We also shared our progress with the printmaking exercise. I asked them about how that process went, and we all laughed about how fun (and tiring) it is. The women who did manage to finish their block the previous class or who took the time to work on it outside of class then shared their blocks and resulting prints. One student, Soukaina (who is from Morocco, loves going to school, and wears very cool sparkly eyeliner) shared her block which displayed a face split down the middle, one half smiling and one half crying. She explained how worried she was to come to Providence: she didn’t know English, she didn’t have family here, she was leaving her family behind, and she worried too much about everything. But, after arriving, she discovered how helpful other people are and set about forming a new community in a new home. She is comforted by her family here (including a two-year-old boy), and is following her love of caring for people to pursue education in nursing.
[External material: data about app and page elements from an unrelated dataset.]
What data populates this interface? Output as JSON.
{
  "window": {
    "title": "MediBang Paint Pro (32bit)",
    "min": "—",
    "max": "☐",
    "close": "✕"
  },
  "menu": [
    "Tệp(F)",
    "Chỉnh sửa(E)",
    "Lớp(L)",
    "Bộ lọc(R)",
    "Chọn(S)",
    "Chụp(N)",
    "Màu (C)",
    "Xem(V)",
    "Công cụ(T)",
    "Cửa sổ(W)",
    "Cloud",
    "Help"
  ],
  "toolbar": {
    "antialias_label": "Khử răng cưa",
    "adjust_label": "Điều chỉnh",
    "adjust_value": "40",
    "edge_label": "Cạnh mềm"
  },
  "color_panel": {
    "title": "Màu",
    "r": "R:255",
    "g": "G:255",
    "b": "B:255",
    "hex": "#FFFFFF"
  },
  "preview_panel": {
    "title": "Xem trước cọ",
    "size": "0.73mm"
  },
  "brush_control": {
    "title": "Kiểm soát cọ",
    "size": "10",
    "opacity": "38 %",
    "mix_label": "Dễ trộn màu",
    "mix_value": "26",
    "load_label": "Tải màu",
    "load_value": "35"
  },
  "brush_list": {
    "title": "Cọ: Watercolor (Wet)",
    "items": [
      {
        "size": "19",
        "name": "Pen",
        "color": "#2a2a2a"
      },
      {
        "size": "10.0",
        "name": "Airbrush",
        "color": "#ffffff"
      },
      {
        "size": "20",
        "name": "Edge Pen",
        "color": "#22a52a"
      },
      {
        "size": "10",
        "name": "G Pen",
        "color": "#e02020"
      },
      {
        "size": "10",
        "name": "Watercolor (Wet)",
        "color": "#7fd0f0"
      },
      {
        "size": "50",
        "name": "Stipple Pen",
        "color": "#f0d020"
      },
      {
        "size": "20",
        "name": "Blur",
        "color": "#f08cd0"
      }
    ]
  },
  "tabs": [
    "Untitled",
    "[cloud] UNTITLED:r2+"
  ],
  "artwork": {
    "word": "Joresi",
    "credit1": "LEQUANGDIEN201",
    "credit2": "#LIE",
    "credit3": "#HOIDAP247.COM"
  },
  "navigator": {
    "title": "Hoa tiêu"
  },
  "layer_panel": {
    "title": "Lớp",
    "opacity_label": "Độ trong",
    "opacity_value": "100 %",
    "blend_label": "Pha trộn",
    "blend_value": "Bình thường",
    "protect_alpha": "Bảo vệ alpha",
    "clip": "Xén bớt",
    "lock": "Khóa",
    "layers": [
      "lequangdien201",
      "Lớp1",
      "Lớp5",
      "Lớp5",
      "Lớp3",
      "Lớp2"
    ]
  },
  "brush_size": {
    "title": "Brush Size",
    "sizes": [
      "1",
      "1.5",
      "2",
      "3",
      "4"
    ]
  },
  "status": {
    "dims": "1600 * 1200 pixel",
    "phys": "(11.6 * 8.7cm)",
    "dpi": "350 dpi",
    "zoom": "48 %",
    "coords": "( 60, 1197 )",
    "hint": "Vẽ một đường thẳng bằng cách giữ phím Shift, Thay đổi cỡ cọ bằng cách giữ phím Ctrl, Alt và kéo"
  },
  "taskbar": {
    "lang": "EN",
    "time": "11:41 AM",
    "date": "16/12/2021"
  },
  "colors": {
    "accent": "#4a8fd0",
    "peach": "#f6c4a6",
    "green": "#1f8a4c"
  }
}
Yomely created two block prints about how she felt coming to Providence. One of the blocks had “Happy Family” carved into it alongside long, wavy lines and a beaming sun. She described how coming here she was positive; she was looking forward to living a new life with her family and described her linework as “waves of change”. The other block was purely line-work, thick, spiraling, and full of energy. Yomely said she was “carving her feelings” with this one because she loved how relaxed carving into linoleum made her.
This part made me so happy, because they had taken in what I had tried to share and run with it. I had also made my own print and shared it with them. It was abstract but loosely shaped like a ball of fire and full of thin branching lines. I explained to them that my school was famous and very hard, so before coming to Providence I was tense and excited, ready to prove myself in this new competitive environment. I demonstrated how I used the energy I had felt to direct both the design of the lines and the physical action of carving. And I really think they got it, because then they showed me how they were using drawing and printmaking to express themselves. When they were sharing I could tell that they were proud of their work, and that in turn inspired the other women in the group.
Not everyone completed their “assignment” (because of the many responsibilities and duties that come with resettlement, I cannot ask the women to do anything outside of class), but after seeing other people’s work many of them pulled out their sketchbooks or their half-finished linoleum blocks and got down to work. We had a few Arabic women who missed the session, so I reenacted the lesson and they got to carving. One of them, Sadia (an older woman who is from Syria and likes to swim) also used her sketchbook to draw a picture of her idea of Providence before she arrived – it featured a slanting house on a hill with trees and rolling hills. Another student, Maha (who is also from Syria and loves to chatter in Arabic) practiced writing her name (and her friend’s name) in English and backwards. We ended the class by pining them all up on a board and standing back to admire our work.
For Class Four, my friend Natasha will be teaching us how to make puppets! Stay tuned.